Schools, districts, and the Department of Education and Early Childhood Development will be using the results of this survey for their respective planning processes with the aim of improving the educational experience, learning, and student wellness in the province.
Public Health will be using the results from this survey to monitor the wellness of children and youth, and to support the efforts of the NB Wellness Strategy.
The NBHC will be using provincial, zone- and community-level results of this survey to inform New Brunswickers about the wellness of our young population and to support local wellness initiatives.
Various initiatives and programs have been developed leveraging the data from the Student Wellness Survey by different organizations. Examples include: community or school gardens, breakfast programs, physical activity initiatives, anti-tobacco programs, etc.
The survey is currently only available in the two official languages of New Brunswick: English and French.
Some of our personal characteristics can be related to experiences of discrimination or to health disparities. For that reason, the NBHC collects and analyzes data by different demographic characteristics. This aggregate data enables organizations and groups of interest to identify areas of improvement based on gaps in the experiences and outcomes for various groups.
Sex at birth, gender identity, and sexual identity: Sex at birth, gender identity, and sexual identity are distinct concepts, but can be interrelated.
- Sex at birth refers to sex assigned at birth.

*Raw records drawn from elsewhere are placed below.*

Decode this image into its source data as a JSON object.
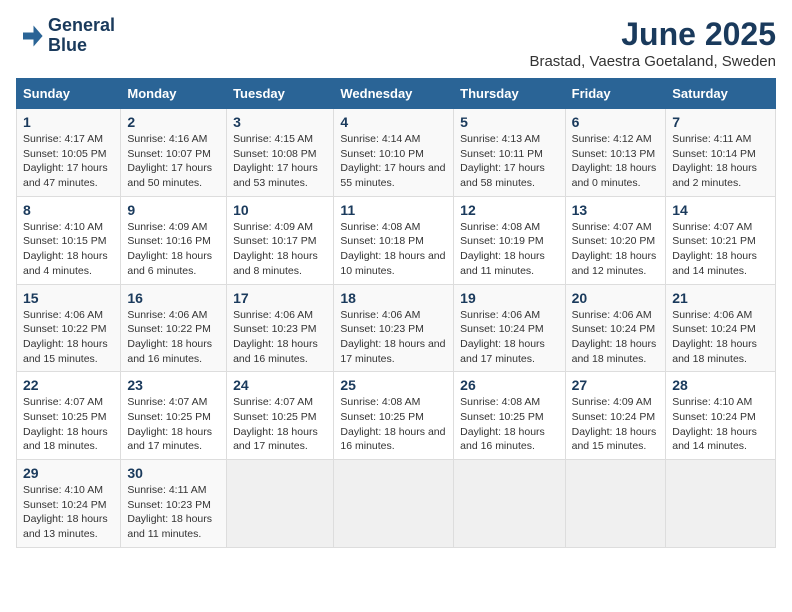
{
  "header": {
    "logo_line1": "General",
    "logo_line2": "Blue",
    "month": "June 2025",
    "location": "Brastad, Vaestra Goetaland, Sweden"
  },
  "weekdays": [
    "Sunday",
    "Monday",
    "Tuesday",
    "Wednesday",
    "Thursday",
    "Friday",
    "Saturday"
  ],
  "weeks": [
    [
      {
        "day": "1",
        "sunrise": "4:17 AM",
        "sunset": "10:05 PM",
        "daylight": "17 hours and 47 minutes."
      },
      {
        "day": "2",
        "sunrise": "4:16 AM",
        "sunset": "10:07 PM",
        "daylight": "17 hours and 50 minutes."
      },
      {
        "day": "3",
        "sunrise": "4:15 AM",
        "sunset": "10:08 PM",
        "daylight": "17 hours and 53 minutes."
      },
      {
        "day": "4",
        "sunrise": "4:14 AM",
        "sunset": "10:10 PM",
        "daylight": "17 hours and 55 minutes."
      },
      {
        "day": "5",
        "sunrise": "4:13 AM",
        "sunset": "10:11 PM",
        "daylight": "17 hours and 58 minutes."
      },
      {
        "day": "6",
        "sunrise": "4:12 AM",
        "sunset": "10:13 PM",
        "daylight": "18 hours and 0 minutes."
      },
      {
        "day": "7",
        "sunrise": "4:11 AM",
        "sunset": "10:14 PM",
        "daylight": "18 hours and 2 minutes."
      }
    ],
    [
      {
        "day": "8",
        "sunrise": "4:10 AM",
        "sunset": "10:15 PM",
        "daylight": "18 hours and 4 minutes."
      },
      {
        "day": "9",
        "sunrise": "4:09 AM",
        "sunset": "10:16 PM",
        "daylight": "18 hours and 6 minutes."
      },
      {
        "day": "10",
        "sunrise": "4:09 AM",
        "sunset": "10:17 PM",
        "daylight": "18 hours and 8 minutes."
      },
      {
        "day": "11",
        "sunrise": "4:08 AM",
        "sunset": "10:18 PM",
        "daylight": "18 hours and 10 minutes."
      },
      {
        "day": "12",
        "sunrise": "4:08 AM",
        "sunset": "10:19 PM",
        "daylight": "18 hours and 11 minutes."
      },
      {
        "day": "13",
        "sunrise": "4:07 AM",
        "sunset": "10:20 PM",
        "daylight": "18 hours and 12 minutes."
      },
      {
        "day": "14",
        "sunrise": "4:07 AM",
        "sunset": "10:21 PM",
        "daylight": "18 hours and 14 minutes."
      }
    ],
    [
      {
        "day": "15",
        "sunrise": "4:06 AM",
        "sunset": "10:22 PM",
        "daylight": "18 hours and 15 minutes."
      },
      {
        "day": "16",
        "sunrise": "4:06 AM",
        "sunset": "10:22 PM",
        "daylight": "18 hours and 16 minutes."
      },
      {
        "day": "17",
        "sunrise": "4:06 AM",
        "sunset": "10:23 PM",
        "daylight": "18 hours and 16 minutes."
      },
      {
        "day": "18",
        "sunrise": "4:06 AM",
        "sunset": "10:23 PM",
        "daylight": "18 hours and 17 minutes."
      },
      {
        "day": "19",
        "sunrise": "4:06 AM",
        "sunset": "10:24 PM",
        "daylight": "18 hours and 17 minutes."
      },
      {
        "day": "20",
        "sunrise": "4:06 AM",
        "sunset": "10:24 PM",
        "daylight": "18 hours and 18 minutes."
      },
      {
        "day": "21",
        "sunrise": "4:06 AM",
        "sunset": "10:24 PM",
        "daylight": "18 hours and 18 minutes."
      }
    ],
    [
      {
        "day": "22",
        "sunrise": "4:07 AM",
        "sunset": "10:25 PM",
        "daylight": "18 hours and 18 minutes."
      },
      {
        "day": "23",
        "sunrise": "4:07 AM",
        "sunset": "10:25 PM",
        "daylight": "18 hours and 17 minutes."
      },
      {
        "day": "24",
        "sunrise": "4:07 AM",
        "sunset": "10:25 PM",
        "daylight": "18 hours and 17 minutes."
      },
      {
        "day": "25",
        "sunrise": "4:08 AM",
        "sunset": "10:25 PM",
        "daylight": "18 hours and 16 minutes."
      },
      {
        "day": "26",
        "sunrise": "4:08 AM",
        "sunset": "10:25 PM",
        "daylight": "18 hours and 16 minutes."
      },
      {
        "day": "27",
        "sunrise": "4:09 AM",
        "sunset": "10:24 PM",
        "daylight": "18 hours and 15 minutes."
      },
      {
        "day": "28",
        "sunrise": "4:10 AM",
        "sunset": "10:24 PM",
        "daylight": "18 hours and 14 minutes."
      }
    ],
    [
      {
        "day": "29",
        "sunrise": "4:10 AM",
        "sunset": "10:24 PM",
        "daylight": "18 hours and 13 minutes."
      },
      {
        "day": "30",
        "sunrise": "4:11 AM",
        "sunset": "10:23 PM",
        "daylight": "18 hours and 11 minutes."
      },
      null,
      null,
      null,
      null,
      null
    ]
  ],
  "labels": {
    "sunrise": "Sunrise:",
    "sunset": "Sunset:",
    "daylight": "Daylight:"
  }
}
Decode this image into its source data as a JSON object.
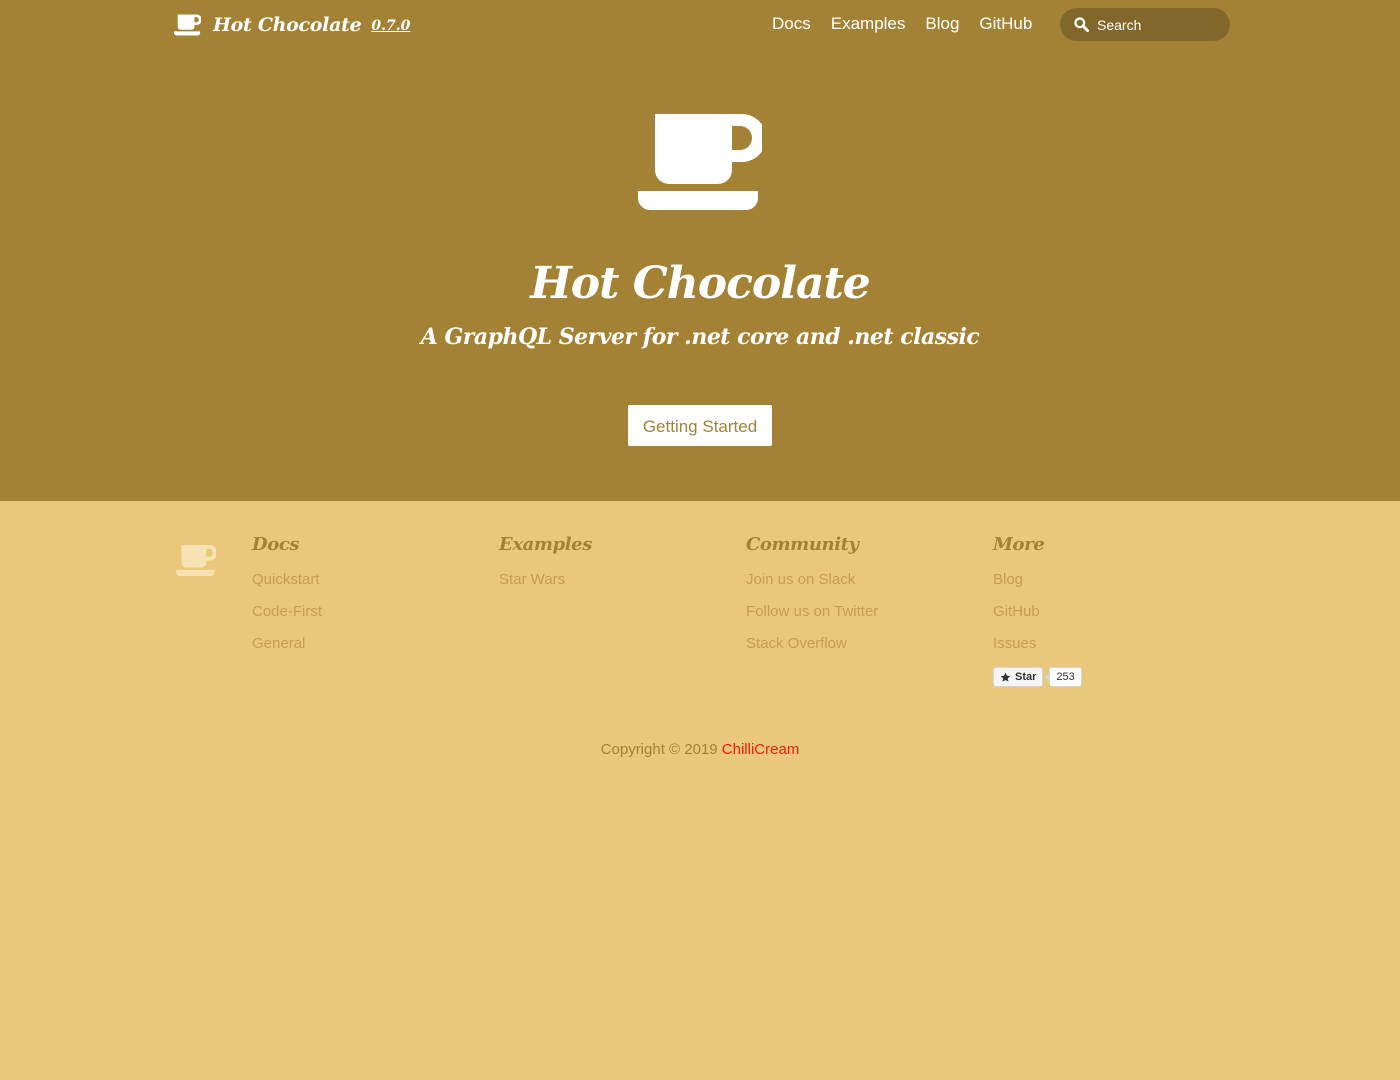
{
  "header": {
    "brand_title": "Hot Chocolate",
    "version": "0.7.0",
    "nav": [
      "Docs",
      "Examples",
      "Blog",
      "GitHub"
    ],
    "search_placeholder": "Search",
    "logo_icon": "coffee-cup-icon"
  },
  "hero": {
    "icon": "coffee-cup-icon",
    "title": "Hot Chocolate",
    "tagline": "A GraphQL Server for .net core and .net classic",
    "cta_label": "Getting Started"
  },
  "footer": {
    "logo_icon": "coffee-cup-icon",
    "columns": [
      {
        "heading": "Docs",
        "links": [
          "Quickstart",
          "Code-First",
          "General"
        ]
      },
      {
        "heading": "Examples",
        "links": [
          "Star Wars"
        ]
      },
      {
        "heading": "Community",
        "links": [
          "Join us on Slack",
          "Follow us on Twitter",
          "Stack Overflow"
        ]
      },
      {
        "heading": "More",
        "links": [
          "Blog",
          "GitHub",
          "Issues"
        ]
      }
    ],
    "github_star": {
      "label": "Star",
      "count": "253",
      "icon": "star-icon"
    },
    "copyright_text": "Copyright © 2019",
    "copyright_owner": "ChilliCream"
  },
  "colors": {
    "header_bg": "#a38236",
    "footer_bg": "#ebc77b",
    "search_bg": "#82672a",
    "footer_link": "#c39e55",
    "accent_red": "#e8210b"
  }
}
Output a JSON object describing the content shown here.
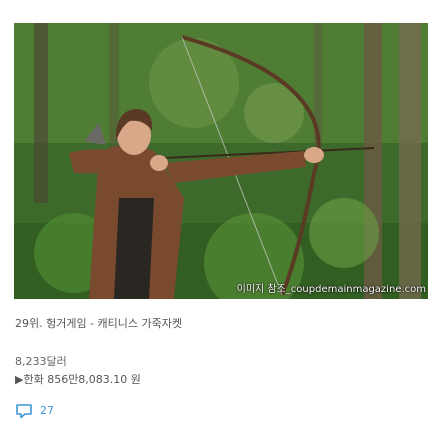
{
  "image": {
    "credit": "이미지 참조_coupdemainmagazine.com"
  },
  "post": {
    "title": "29위. 헝거게임 - 캐티니스 가죽자켓",
    "price_usd": "8,233달러",
    "price_krw": "▶한화 856만8,083.10 원"
  },
  "comments": {
    "icon": "comment-bubble-icon",
    "count": "27",
    "color": "#3d98d6"
  }
}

It is typically assigned based on a person's reproductive system and other physical characteristics.
- Gender identity is the way that a person feels internally or individually. Gender can be masculine or feminine, neither, both or any other identity on the gender spectrum. It may be different from sex at birth or the same.
- Sexual identity refers to how a person perceives their sexuality (e.g., lesbian, straight, bisexual, etc.).
Race: We know that race is a social construct that has limited relation to genetic characteristics. Nevertheless, there are individuals and groups that have historically been, and continue to be, racialized. These groups may experience inequities or disparities in health and well-being as a result of their experiences of racialization.
We leveraged the standard approach recommended by the Canadian Institute for Health Information (CIHI) for collecting health systems information about racialized communities, which were developed based on a detailed review of the available literature as well as engagement with researchers, clinicians, organizations that represent racialized communities, and the federal, provincial and territorial governments. Answers to the questions about race will be used to better understand the experiences of students of different backgrounds. It is imperative to measure and to report this information to address inequities.
Healthy eating is important for the healthy development of children and youth, and to reduce the risk of obesity and chronic health conditions later in life. Where and when children and youth eat, or not, can have a great influence on their body weight and other related physical and mental health outcomes. Food insecurity can also influence eating habits.
Understanding eating habits, the factors that affect eating habits, and the prevalence of obesity enables schools, communities, and organizations to understand the nutritional needs of their students and develop programs that respond to their specific needs like breakfast programs, school gardening initiatives, etc.
If you have any questions or would like to have more information about this Survey or its results, please call the toll-free number 1-877-225-2521 or send us an email at firstname.lastname@example.org.